WFR (Wilderness First Responder)
Last week, I had the pleasure (and consternation) of attending a Wildneress Medical Associates certification class to become a certified Wilderness First Responder. You may hear people mention “woofer” when referring to this certification, but I can guarantee you it has nothing to do with dogs, werewolves, or hucking up undigested Mexican food. It is in fact a medical certification that infuses a vast amount of back country medical information into your brain in a relatively small amount of time. Typically this class lasts for 8 days. I opted to take their condensed 5 day course, which has the reputation for bruising and bashing all information receiver type brain cells in your cranium. A large amount of pre-course work is required for this format. Believe me, I would have rather taken the 8 day course, but since I have a very limited amount of precious vacation time away from my current job, the necessity for preservation of as much vacation time as possible led me to take the 5 day course. Some interesting information you learn about in this course includes: how to set bones, how to reduce simple dislocations (shoulder, patella, digits), how to take vitals, how to treat anaphylaxis, how to deal with asthma attacks, back country CPR, how to manage wounds in the back country (including impaled objects), spine injury assessment and stabilization, basic life support techniques, how to splint/stabilize broken bones, and how to administer Epinephrin (EpiPen or injection). Even now, just thinking about all that information gives me a slight recoil and stress response.
The class not only includes all of the above information, but also how to approach and assess patients in the field. There are many simulation drills which require you to approach a person, determine their condition, and decide how they should be treated immediately.

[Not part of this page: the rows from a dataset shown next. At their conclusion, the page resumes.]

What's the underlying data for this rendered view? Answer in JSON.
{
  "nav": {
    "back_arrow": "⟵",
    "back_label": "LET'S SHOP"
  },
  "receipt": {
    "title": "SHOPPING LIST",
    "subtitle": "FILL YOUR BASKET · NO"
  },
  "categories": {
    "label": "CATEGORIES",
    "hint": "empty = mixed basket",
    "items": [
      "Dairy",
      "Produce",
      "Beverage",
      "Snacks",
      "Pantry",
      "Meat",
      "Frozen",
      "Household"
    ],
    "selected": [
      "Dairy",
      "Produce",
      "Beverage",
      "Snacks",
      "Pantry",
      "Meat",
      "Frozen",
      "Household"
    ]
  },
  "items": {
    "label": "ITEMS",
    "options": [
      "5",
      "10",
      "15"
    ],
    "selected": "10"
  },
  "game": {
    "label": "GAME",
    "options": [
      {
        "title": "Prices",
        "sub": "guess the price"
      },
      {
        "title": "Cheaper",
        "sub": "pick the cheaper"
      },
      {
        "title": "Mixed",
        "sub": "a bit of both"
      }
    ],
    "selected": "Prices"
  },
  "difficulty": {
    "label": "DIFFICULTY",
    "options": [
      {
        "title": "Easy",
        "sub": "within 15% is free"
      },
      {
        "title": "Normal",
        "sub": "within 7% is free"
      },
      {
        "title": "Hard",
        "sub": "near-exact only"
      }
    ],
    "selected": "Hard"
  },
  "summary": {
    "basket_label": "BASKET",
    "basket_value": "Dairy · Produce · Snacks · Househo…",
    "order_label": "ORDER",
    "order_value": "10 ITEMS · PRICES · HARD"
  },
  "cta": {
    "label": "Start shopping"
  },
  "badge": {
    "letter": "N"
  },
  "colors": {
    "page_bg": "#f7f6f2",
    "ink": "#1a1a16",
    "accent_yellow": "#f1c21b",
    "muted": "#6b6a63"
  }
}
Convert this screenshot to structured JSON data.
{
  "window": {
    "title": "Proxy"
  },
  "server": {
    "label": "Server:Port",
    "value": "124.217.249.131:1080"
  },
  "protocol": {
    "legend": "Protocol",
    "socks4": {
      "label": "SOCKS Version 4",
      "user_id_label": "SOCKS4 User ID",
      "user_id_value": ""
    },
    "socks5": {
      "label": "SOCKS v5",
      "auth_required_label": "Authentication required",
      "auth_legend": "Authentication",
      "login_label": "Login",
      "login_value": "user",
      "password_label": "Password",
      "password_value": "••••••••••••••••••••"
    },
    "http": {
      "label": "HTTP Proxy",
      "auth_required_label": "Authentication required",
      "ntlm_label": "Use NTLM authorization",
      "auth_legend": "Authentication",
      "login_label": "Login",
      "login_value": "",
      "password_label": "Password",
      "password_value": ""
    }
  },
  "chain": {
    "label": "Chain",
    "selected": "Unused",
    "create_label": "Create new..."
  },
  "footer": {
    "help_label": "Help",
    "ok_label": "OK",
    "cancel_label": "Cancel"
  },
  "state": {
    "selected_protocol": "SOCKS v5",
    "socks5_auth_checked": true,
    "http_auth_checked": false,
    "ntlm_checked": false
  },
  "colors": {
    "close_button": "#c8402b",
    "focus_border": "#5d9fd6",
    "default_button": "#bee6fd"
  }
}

The last simulation of the class was part of the “pass or fail” assessment criteria for certification. My case involved a patient who had been struck by lightning, fell off of the top of a rock, and fractured their pelvis. When I arrived on the “scene”, the patient was unresponsive (unconscious), had no pulse, was not breathing, and a “friend” was in complete panic mode, beating on the patient’s chest and saying “Don’t die, Matt! Don’t die!”. After pulling the frantic friend away from Matt, I checked Matt’s pulse and found none. I moved Matt to a flat area, started doing CPR, and sent the secondary (we were working in pairs) to get the AED. For the layman, an AED is the thing in the hospital that shocks the bejeezus out of you when you are basically dead, and the shock is preceeded by “Clear!”. My associate returned with the AED and we administered. The patient’s pulse came back, but no breathing. I administed rescue breathing for a few minutes, and then the patient coughed and starting breathing. Whew! At least he’s not dead any more… Now the hard part, assessing the rest of the problems the patient could be having, deciding if they require urgent evacutation, and utilizing the proper technique in treating each problem. We did a complete head to toe examination of the patient, noticed an irregular heart beat and vital signs that indicated volume or cardiogenic shock, and then assessed the fractured pelvis. We stabilized/bound the fractured pelvis, transferred the patient to a litter (while maintaining his spine in a stabilized anatomical position), and transported him to an air field. I hope that scenario never happens in real life!
In the end, this class was amazingly eye opening and well structured. The phrase “knowledge is power” takes on a different context when the knowledge can save a person’s life. Or drastically improve their situation after an accident. I really hope that I never have to use any of the techniques or information I learned in this class on a client or friend, but if a situation develops where I need the information, I am ready!
August 21, 2013. Posted by: nelsonday